The United States and Canada will clash to determine hockey supremacy at the 2014 Winter Olympics.
Fans from opposing sides of the border will get treated to twice the fun when both the men and women representing the two nations will square off in Sochi. Although both showdowns will read "USA vs. Canada," the stakes are higher on the women's side.
The two heavy favorites will meet on Thursday, with gold medals hanging in the balance. Canada will look to replicate last week's victory and win its fourth straight Olympic title.
While the winner of the men's slate is not guaranteed gold, they will advance to the championship game to meet Sweden and Finland. With Russia receiving a surprising exit, the winner between the U.S. and Canada will enter the gold-medal match as the favorite.
Let's take a look at each game between the North American powerhouses.
|U.S. Hockey Winter Olympics Schedule|
|Women||Canada||Finals||Feb. 20, 12 p.m.||NBC|
|Men||Canada||Semifinals||Feb. 21, 12 p.m.||NBC Sports|
U.S. Men's Outlook
Four years in the making, sweet revenge is on the U.S. men's mind after Vancouver's thrilling finish.
Team USA had juggernaut Canada on the ropes, but Sidney Crosby saved the day with a game-winning goal in overtime. Unfortunately for the U.S., Crosby is back to guide his homeland to another first-place finish.
He's not the last of the Americans' worries, though. As ESPN Stats & Info illuminates, this matchup is full of top scorers from Sochi.
Topping the tally from both teams is Phil Kessel, who was the NHL's only player to notch more than 30 goals and assists apiece before breaking for Olympic play. One of his five Olympic scores came during Wednesday's quarterfinals victory over the Czech Republic.
He's in a particularly precarious position, as a victory may not earn him a warm welcome when he resumes play for the Toronto Maple Leafs. But Crosby probably wasn't an American hero either in 2010, until Pittsburgh Penguins fans remembered he's back on their side.
American forward Max Pacioretty acknowledged to the Associated Press (via ESPN.com) that Canada is the bigger hockey mainstay, but he welcomes the challenge:
It's a great opportunity. They're obviously the favorite coming into the tournament, and we've opened up a lot of eyes with our play, but we have more in the tank to give and to show. We keep getting better every game, and hopefully we'll keep getting better after this one.
So far in this tournament, the U.S. has looked better. The Americans have scored 19 goals through four games and outlasted a strong Russian squad in front of the home crowd in an epic shootout. Canada, on the other hand, has not shown significant superiority outside of its 6-0 rout over Austria.
U.S. Women's Outlook
This is the matchup everyone expected and wanted. Heck, the International Olympic Committee changed the rules to give them automatic semifinal bids after advancing past group play.
Now, the U.S. will meet Canada in a rematch from Feb. 12, when the Canadians edged out a 3-2 victory.

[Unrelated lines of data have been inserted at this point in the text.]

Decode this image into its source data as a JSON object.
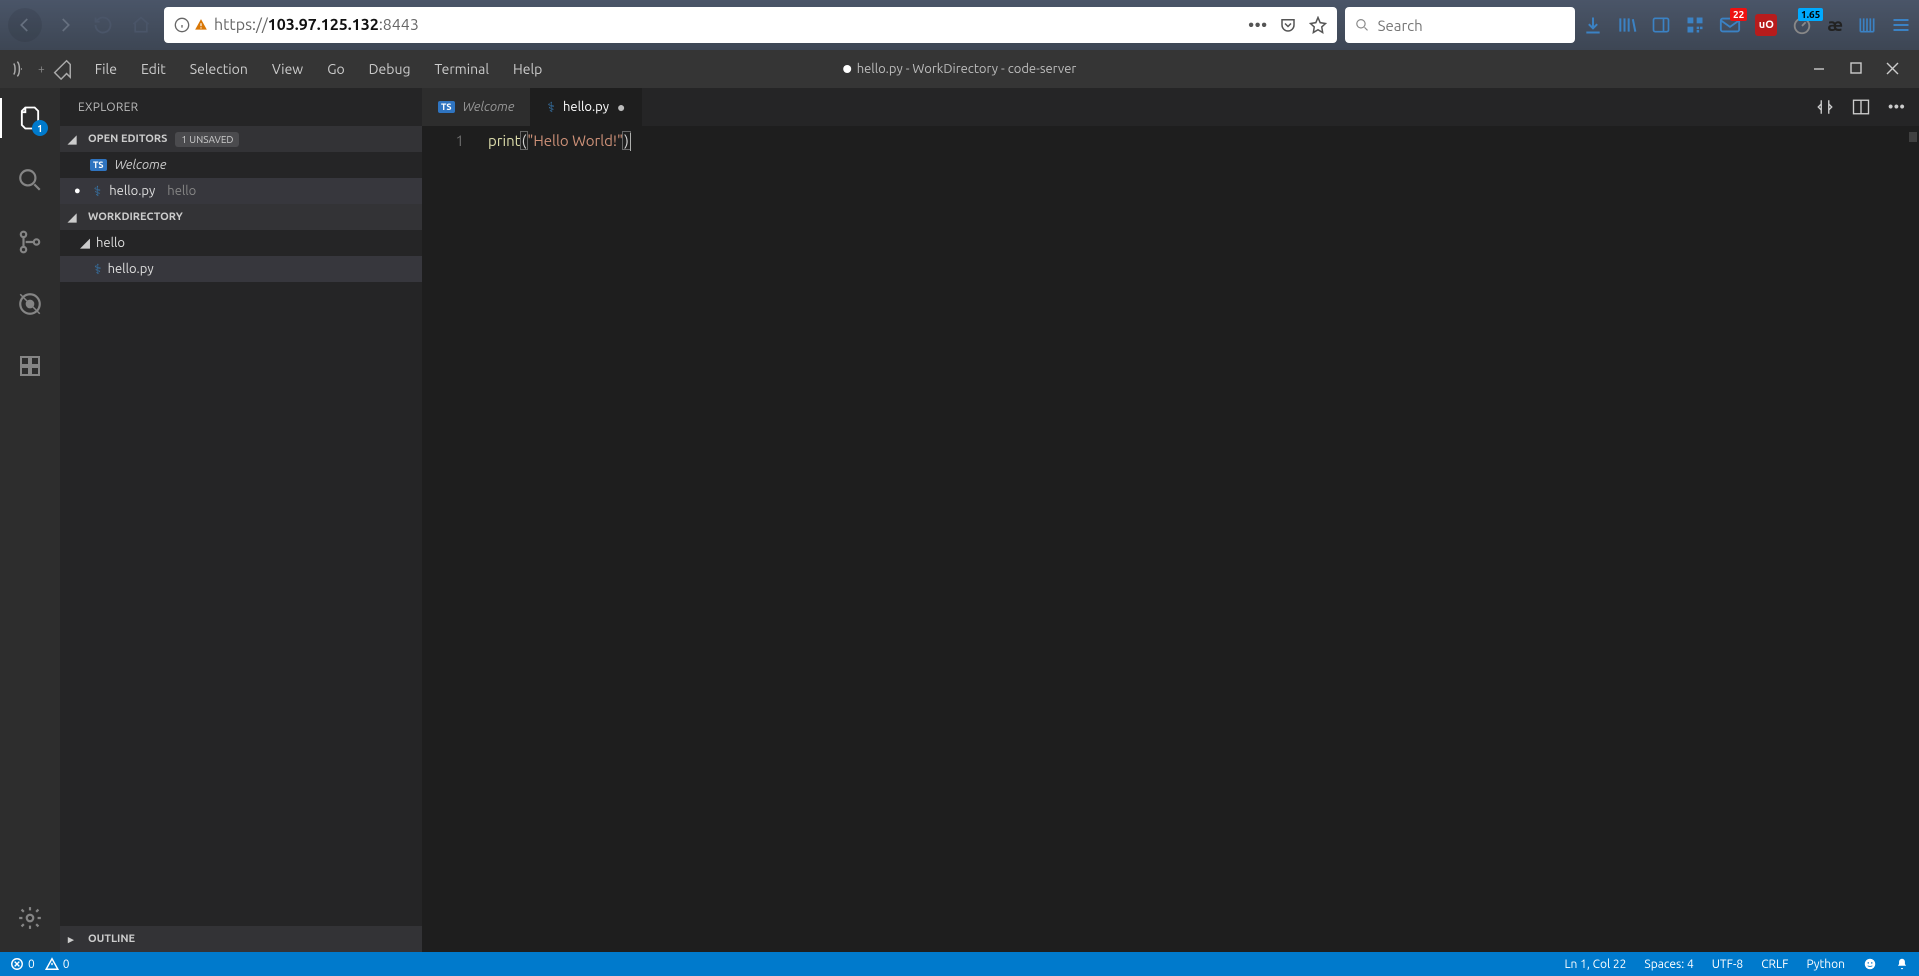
{
  "browser": {
    "url_host": "103.97.125.132",
    "url_prefix": "https://",
    "url_port": ":8443",
    "search_placeholder": "Search",
    "mail_badge": "22",
    "meter_badge": "1.65",
    "ublock_label": "uO"
  },
  "menubar": {
    "items": [
      "File",
      "Edit",
      "Selection",
      "View",
      "Go",
      "Debug",
      "Terminal",
      "Help"
    ],
    "window_title": "hello.py - WorkDirectory - code-server"
  },
  "activity": {
    "explorer_badge": "1"
  },
  "sidebar": {
    "title": "EXPLORER",
    "open_editors_label": "OPEN EDITORS",
    "unsaved_tag": "1 UNSAVED",
    "open_editors": [
      {
        "name": "Welcome",
        "lang": "TS",
        "italic": true,
        "dirty": false
      },
      {
        "name": "hello.py",
        "lang": "py",
        "hint": "hello",
        "dirty": true
      }
    ],
    "workspace_label": "WORKDIRECTORY",
    "folder": "hello",
    "file": "hello.py",
    "outline_label": "OUTLINE"
  },
  "tabs": {
    "welcome": "Welcome",
    "hello": "hello.py"
  },
  "editor": {
    "line_no": "1",
    "tok_print": "print",
    "tok_open": "(",
    "tok_string": "\"Hello World!\"",
    "tok_close": ")"
  },
  "status": {
    "errors": "0",
    "warnings": "0",
    "cursor": "Ln 1, Col 22",
    "spaces": "Spaces: 4",
    "encoding": "UTF-8",
    "eol": "CRLF",
    "lang": "Python"
  }
}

The men may get more attention, but the women are entrenched in a greater rivalry that is the Winter Olympics version of the Yankees vs. Red Sox. This is the fifth Olympic tournament featuring women's ice hockey and the fourth that boils down to a U.S.-Canada championship clash.
Canada holds the 2-1 edge, winning the most recent two in 2002 and 2010. The U.S. is the only other country to have finished in first, winning during the event's introduction year in 1998.
The United States' top-two stars present its key to finally derailing Canada. While Phil Kessel looks to lead the men to victory, his sister, Amanda Kessel, is also fueling her squad to triumph with a team-high six points. CJ Fogler provides a side-by-side comparison of the Kessel siblings' Sochi stats:
Along with a huge game from Kessel, the U.S. will count on veteran Julie Chu, who is still hunting for her first gold medal in her fourth Olympic try. While she injured her hand earlier in the week, she shook it off and played in the 6-1 semifinal victory over Sweden.
U.S. coach Katy Stone, who also coached Chu at Harvard, described her importance to the team to espnW.com's Wayne Drehs:
She just brings experience. She's in the right place at the right time, ready to make plays. She overcommunicates with her teammates. She helps them stay calmer on so many levels. She's a caring soul. We wouldn't be here without her.
A win would provide a storybook ending for Chu and a team that has drawn the short straw of a heated rivalry with Canada. Neither nation will feel great about leaving Sochi with silver.